On March 27, 2018, Massachusetts Secretary of State William Galvin announced that the state had ordered five firms to halt initial coin offerings (“ICOs”) on the grounds that the ICOs constituted unregistered offerings of securities but made no allegations of fraud. These orders follow a growing line of state enforcement actions aimed at ICOs.
This was not Massachusetts’s first foray into regulating ICOs. On January 17, 2018 the state filed a complaint alleging violations of securities and broker-dealer registration requirements against the company Caviar and its founder for an ICO that sought to create a “pooled investment fund with hedged exposure to crypto-assets and real estate debt.”
These most recent five orders cover a variety of industries and forms of ICOs:
- 18moons: 18moons is a company that produces and distributes children’s programming to 1.5 million monthly users. The company sought to issue coins on the Ethereum blockchain “to fuel the development and maintenance of the platform.” The value of the coins would then be based on the price traded on a cryptocurrency exchange.

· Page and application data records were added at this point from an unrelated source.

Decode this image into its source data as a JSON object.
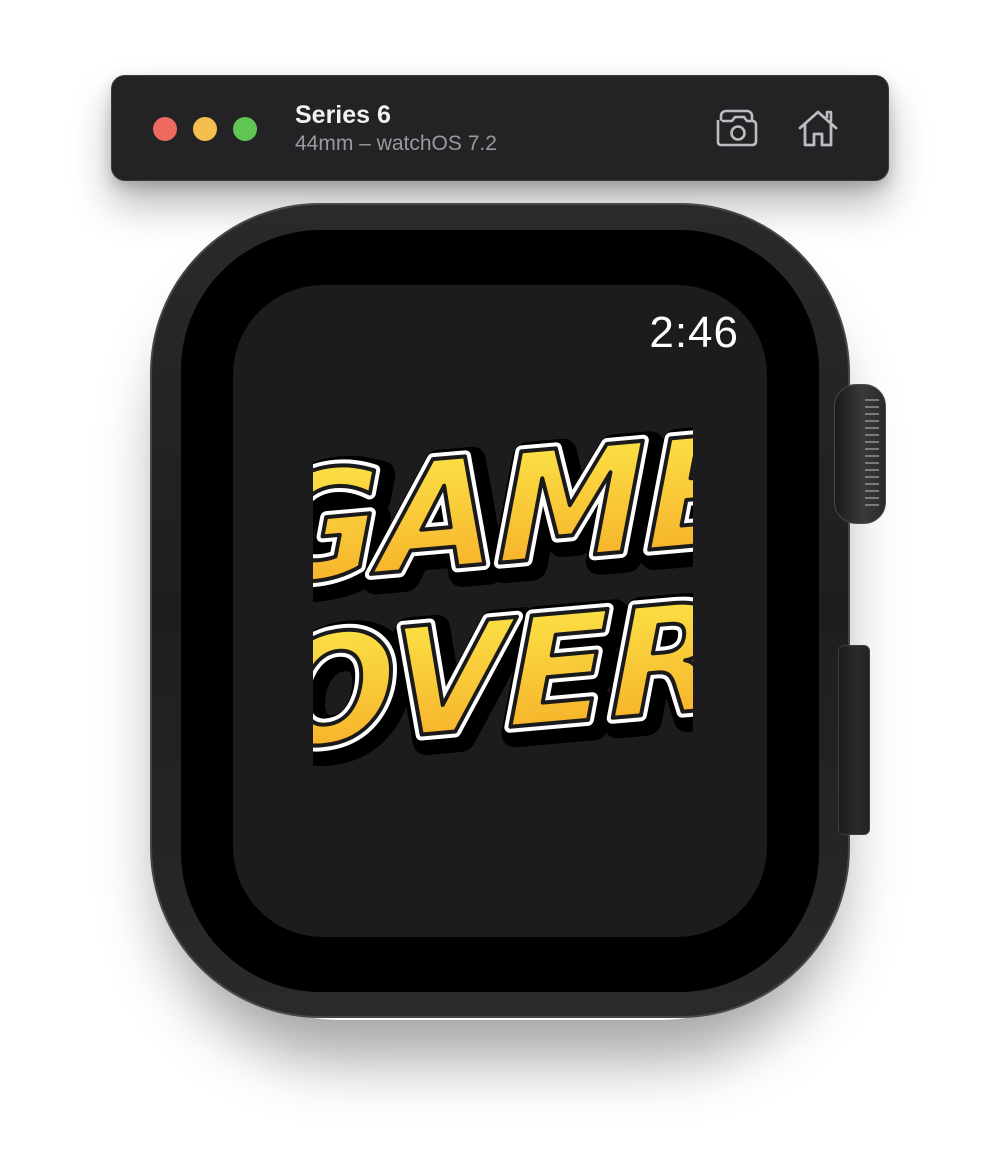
{
  "simulator": {
    "device_name": "Series 6",
    "device_subtitle": "44mm – watchOS 7.2",
    "traffic_lights": {
      "close_color": "#ec6a5e",
      "minimize_color": "#f4bf4f",
      "maximize_color": "#61c554"
    },
    "toolbar_icons": [
      "camera-icon",
      "home-icon"
    ]
  },
  "watch": {
    "time": "2:46",
    "screen": {
      "graphic": "game-over-graphic",
      "graphic_text_lines": [
        "GAME",
        "OVER"
      ],
      "graphic_colors": {
        "fill_top": "#fbe94a",
        "fill_bottom": "#f6a825",
        "outline": "#ffffff",
        "shadow": "#000000"
      }
    }
  }
}
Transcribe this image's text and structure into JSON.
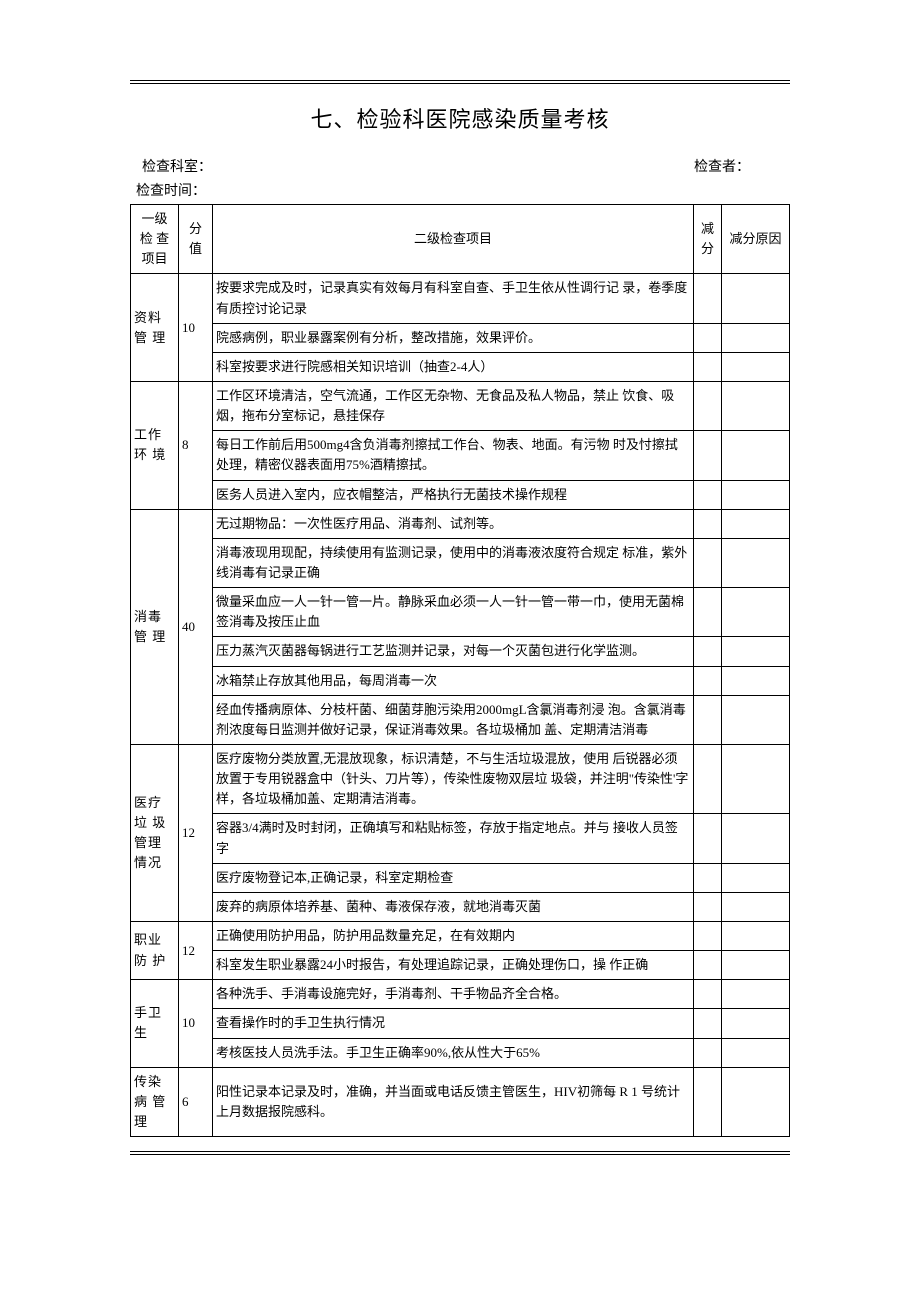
{
  "title": "七、检验科医院感染质量考核",
  "meta": {
    "dept_label": "检查科室：",
    "checker_label": "检查者：",
    "time_label": "检查时间："
  },
  "headers": {
    "category": "一级 检 查 项目",
    "score": "分 值",
    "item": "二级检查项目",
    "deduct": "减 分",
    "reason": "减分原因"
  },
  "sections": [
    {
      "category": "资料 管 理",
      "score": "10",
      "items": [
        "按要求完成及时，记录真实有效每月有科室自查、手卫生依从性调行记 录，卷季度有质控讨论记录",
        "院感病例，职业暴露案例有分析，整改措施，效果评价。",
        "科室按要求进行院感相关知识培训（抽查2-4人）"
      ]
    },
    {
      "category": "工作 环 境",
      "score": "8",
      "items": [
        "工作区环境清洁，空气流通，工作区无杂物、无食品及私人物品，禁止 饮食、吸烟，拖布分室标记，悬挂保存",
        "每日工作前后用500mg4含负消毒剂擦拭工作台、物表、地面。有污物 时及忖擦拭处理，精密仪器表面用75%酒精擦拭。",
        "医务人员进入室内，应衣帽整洁，严格执行无菌技术操作规程"
      ]
    },
    {
      "category": "消毒 管 理",
      "score": "40",
      "items": [
        "无过期物品：一次性医疗用品、消毒剂、试剂等。",
        "消毒液现用现配，持续使用有监测记录，使用中的消毒液浓度符合规定 标准，紫外线消毒有记录正确",
        "微量采血应一人一针一管一片。静脉采血必须一人一针一管一带一巾，使用无菌棉签消毒及按压止血",
        "压力蒸汽灭菌器每锅进行工艺监测并记录，对每一个灭菌包进行化学监测。",
        "冰箱禁止存放其他用品，每周消毒一次",
        "经血传播病原体、分枝杆菌、细菌芽胞污染用2000mgL含氯消毒剂浸 泡。含氯消毒剂浓度每日监测并做好记录，保证消毒效果。各垃圾桶加 盖、定期清洁消毒"
      ]
    },
    {
      "category": "医疗 垃 圾 管理 情况",
      "score": "12",
      "items": [
        "医疗废物分类放置,无混放现象，标识清楚，不与生活垃圾混放，使用 后锐器必须放置于专用锐器盒中（针头、刀片等），传染性废物双层垃 圾袋，并注明\"传染性'字样，各垃圾桶加盖、定期清洁消毒。",
        "容器3/4满时及时封闭，正确填写和粘贴标签，存放于指定地点。并与 接收人员签字",
        "医疗废物登记本,正确记录，科室定期检查",
        "废弃的病原体培养基、菌种、毒液保存液，就地消毒灭菌"
      ]
    },
    {
      "category": "职业 防 护",
      "score": "12",
      "items": [
        "正确使用防护用品，防护用品数量充足，在有效期内",
        "科室发生职业暴露24小时报告，有处理追踪记录，正确处理伤口，操 作正确"
      ]
    },
    {
      "category": "手卫 生",
      "score": "10",
      "items": [
        "各种洗手、手消毒设施完好，手消毒剂、干手物品齐全合格。",
        "查看操作时的手卫生执行情况",
        "考核医技人员洗手法。手卫生正确率90%,依从性大于65%"
      ]
    },
    {
      "category": "传染 病 管 理",
      "score": "6",
      "items": [
        "阳性记录本记录及时，准确，并当面或电话反馈主管医生，HIV初筛每 R 1 号统计上月数据报院感科。"
      ]
    }
  ]
}
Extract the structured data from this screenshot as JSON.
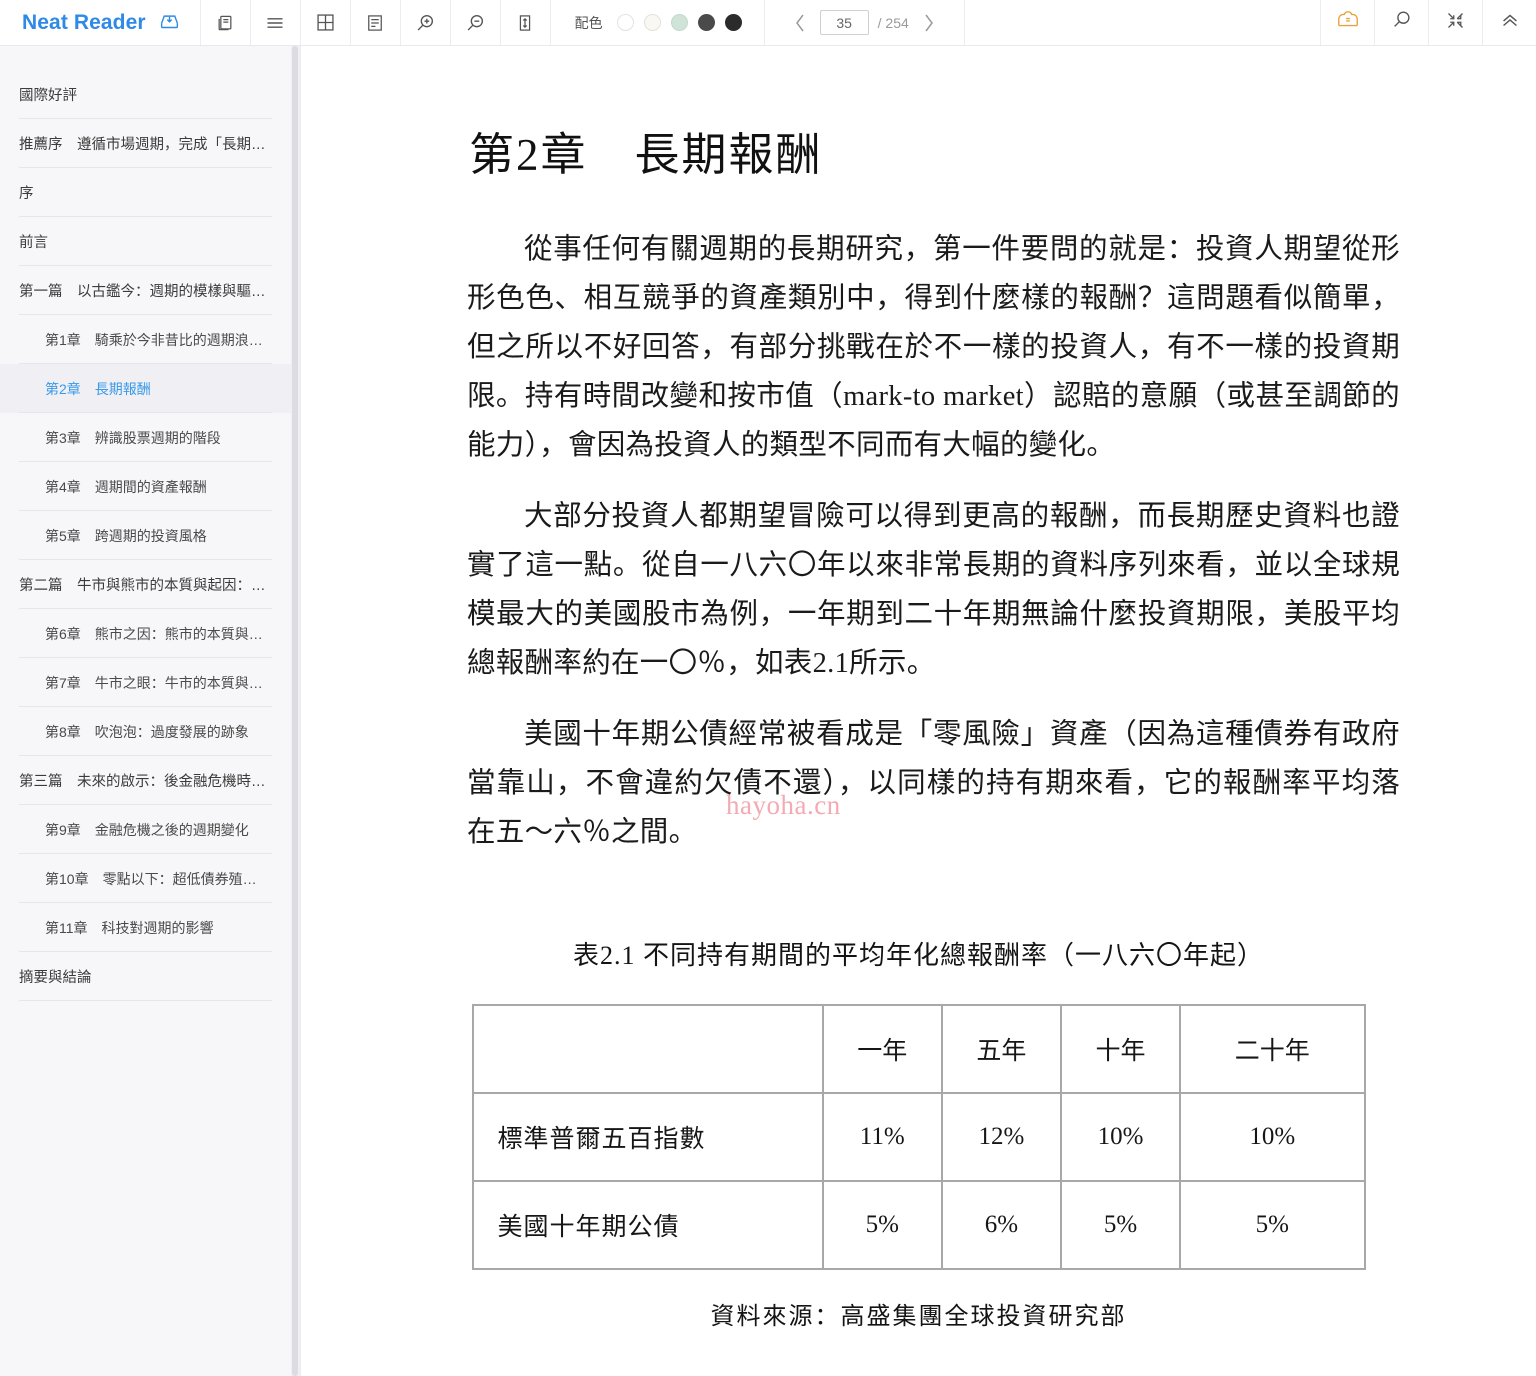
{
  "app": {
    "brand": "Neat Reader"
  },
  "toolbar": {
    "icons": [
      {
        "name": "save-to-library-icon",
        "label": "save-to-library"
      },
      {
        "name": "copy-pages-icon",
        "label": "copy-pages"
      },
      {
        "name": "lines-spacing-icon",
        "label": "line-spacing"
      },
      {
        "name": "grid-layout-icon",
        "label": "grid-layout"
      },
      {
        "name": "single-page-icon",
        "label": "single-page"
      },
      {
        "name": "zoom-in-icon",
        "label": "zoom-in"
      },
      {
        "name": "zoom-out-icon",
        "label": "zoom-out"
      },
      {
        "name": "fit-height-icon",
        "label": "fit-height"
      }
    ],
    "color_scheme": {
      "label": "配色",
      "swatches": [
        "#ffffff",
        "#faf8f2",
        "#cfe3d8",
        "#4a4a4a",
        "#2b2b2b"
      ],
      "selected_index": 0
    },
    "pager": {
      "prev": "‹",
      "current": "35",
      "total": "/ 254",
      "next": "›"
    },
    "right_icons": [
      {
        "name": "bookmark-cloud-icon",
        "label": "bookmark",
        "color": "#e8a33d"
      },
      {
        "name": "search-icon",
        "label": "search"
      },
      {
        "name": "collapse-icon",
        "label": "collapse"
      },
      {
        "name": "chevron-up-icon",
        "label": "hide-toolbar"
      }
    ]
  },
  "sidebar": {
    "items": [
      {
        "label": "國際好評",
        "level": 0,
        "active": false
      },
      {
        "label": "推薦序　遵循市場週期，完成「長期好…",
        "level": 0,
        "active": false
      },
      {
        "label": "序",
        "level": 0,
        "active": false
      },
      {
        "label": "前言",
        "level": 0,
        "active": false
      },
      {
        "label": "第一篇　以古鑑今：週期的模樣與驅動…",
        "level": 0,
        "active": false
      },
      {
        "label": "第1章　騎乘於今非昔比的週期浪…",
        "level": 1,
        "active": false
      },
      {
        "label": "第2章　長期報酬",
        "level": 1,
        "active": true
      },
      {
        "label": "第3章　辨識股票週期的階段",
        "level": 1,
        "active": false
      },
      {
        "label": "第4章　週期間的資產報酬",
        "level": 1,
        "active": false
      },
      {
        "label": "第5章　跨週期的投資風格",
        "level": 1,
        "active": false
      },
      {
        "label": "第二篇　牛市與熊市的本質與起因：導…",
        "level": 0,
        "active": false
      },
      {
        "label": "第6章　熊市之因：熊市的本質與…",
        "level": 1,
        "active": false
      },
      {
        "label": "第7章　牛市之眼：牛市的本質與…",
        "level": 1,
        "active": false
      },
      {
        "label": "第8章　吹泡泡：過度發展的跡象",
        "level": 1,
        "active": false
      },
      {
        "label": "第三篇　未來的啟示：後金融危機時代…",
        "level": 0,
        "active": false
      },
      {
        "label": "第9章　金融危機之後的週期變化",
        "level": 1,
        "active": false
      },
      {
        "label": "第10章　零點以下：超低債券殖…",
        "level": 1,
        "active": false
      },
      {
        "label": "第11章　科技對週期的影響",
        "level": 1,
        "active": false
      },
      {
        "label": "摘要與結論",
        "level": 0,
        "active": false
      }
    ]
  },
  "content": {
    "chapter_title": "第2章　長期報酬",
    "paragraphs": [
      "從事任何有關週期的長期研究，第一件要問的就是：投資人期望從形形色色、相互競爭的資產類別中，得到什麼樣的報酬？這問題看似簡單，但之所以不好回答，有部分挑戰在於不一樣的投資人，有不一樣的投資期限。持有時間改變和按市值（mark-to market）認賠的意願（或甚至調節的能力），會因為投資人的類型不同而有大幅的變化。",
      "大部分投資人都期望冒險可以得到更高的報酬，而長期歷史資料也證實了這一點。從自一八六〇年以來非常長期的資料序列來看，並以全球規模最大的美國股市為例，一年期到二十年期無論什麼投資期限，美股平均總報酬率約在一〇％，如表2.1所示。",
      "美國十年期公債經常被看成是「零風險」資產（因為這種債券有政府當靠山，不會違約欠債不還），以同樣的持有期來看，它的報酬率平均落在五～六％之間。"
    ],
    "watermark": "hayoha.cn",
    "table": {
      "caption": "表2.1 不同持有期間的平均年化總報酬率（一八六〇年起）",
      "columns": [
        "",
        "一年",
        "五年",
        "十年",
        "二十年"
      ],
      "rows": [
        {
          "label": "標準普爾五百指數",
          "values": [
            "11%",
            "12%",
            "10%",
            "10%"
          ]
        },
        {
          "label": "美國十年期公債",
          "values": [
            "5%",
            "6%",
            "5%",
            "5%"
          ]
        }
      ],
      "source": "資料來源：高盛集團全球投資研究部"
    }
  }
}
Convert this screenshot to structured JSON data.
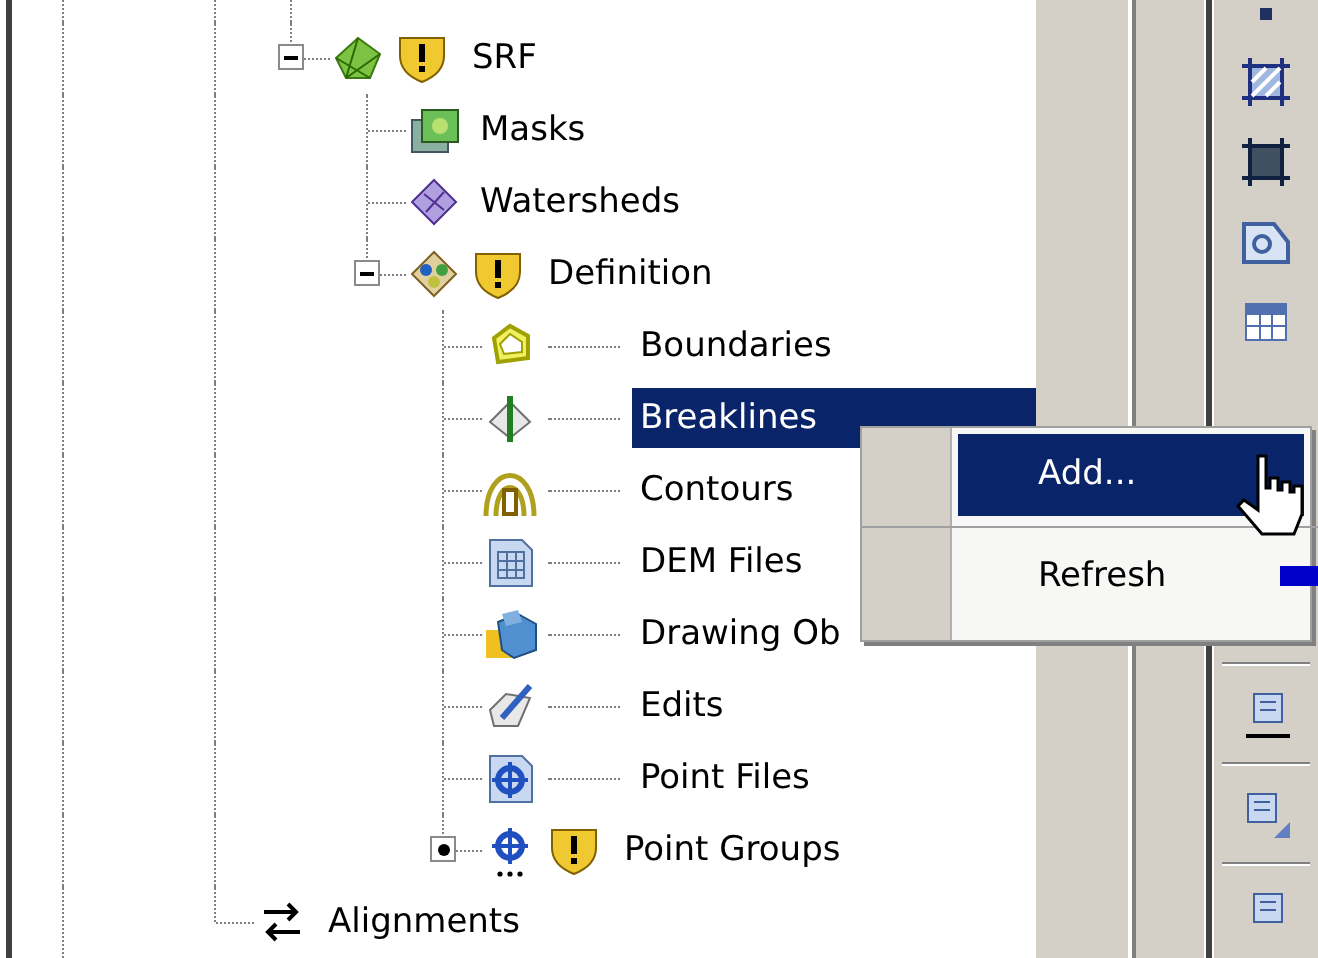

- Across Platforms: Across Platforms is an advertising and analytics social television firm. Across Platforms sought to issue coins that were backed by an advertising platform built on blockchain technology. The coins were issued on the Ethereum blockchain, and the price of the coin was pegged to the price of Ethereum. The funds from the coins were to be used to build a platform that “will turn commercials on certain mediums into clickable ads where the viewer can purchase products using” the coins.
- Mattervest: Mattervest is an unincorporated entity that maintained a website for the purpose of listing ICOs. Mattervest itself did not directly issue coins but rather sought “to enable people who wanted to purchase cryptocurrency to pool their resources to enable them to participate in offerings or achieve bonuses that would otherwise . . . not be available to the smaller purchaser.”
- Pink Ribbon: Pink Ribbon purported to be a publicly traded company on the blockchain that supports women and families facing financial burdens from cancer. The founder proposed to issue 26 million coins with the following distribution: 8 million would be kept by the founder, the proceeds on 8 million would go to families in need, 5 million would be used in mining to advance the value of the fund, and 5 million would be traded in the open market which would “increase the market cap” and therefore “increases [sic] the value of each individual coin.”
- Sparkco: Sparkco operated a freelance platform with multiple freelance workers. The company sought to presell its services through an initial coin offering of 1 billion coins. These coins would be sold to the general public outside the United States and to accredited investors within the United States, and a system had been set up to verify the identity of buyers. The coins would exist on the Ethereum blockchain and the price was pegged to $1 of Ethereum equivalents. Sparkco intended to use the funds “to improve [its] agent reward ecosystem, build out a micro-payment system, and onboard additional digital partners.”
Prior to these orders, Secretary Galvin said that Massachusetts was investigating two dozen unregistered ICOs. Other states are also being vigilant on related fronts. For example, Utah’s Division of Securities Director Keith Woodwell has described cryptocurrency as a “top” priority and said that there are 11 investigators and examiners working on such cases. The actions brought by Massachusetts and those brought by other states make clear that many states intend to strictly enforce registration requirements as they focus on regulating ICOs. As the Massachusetts orders applying to a variety of business models make clear, state regulators, just like federal regulators, will not necessarily accept claims of utility for the coins being issued, and both potential issuers and investors should carefully consider the applicability of securities registration requirements for ICOs.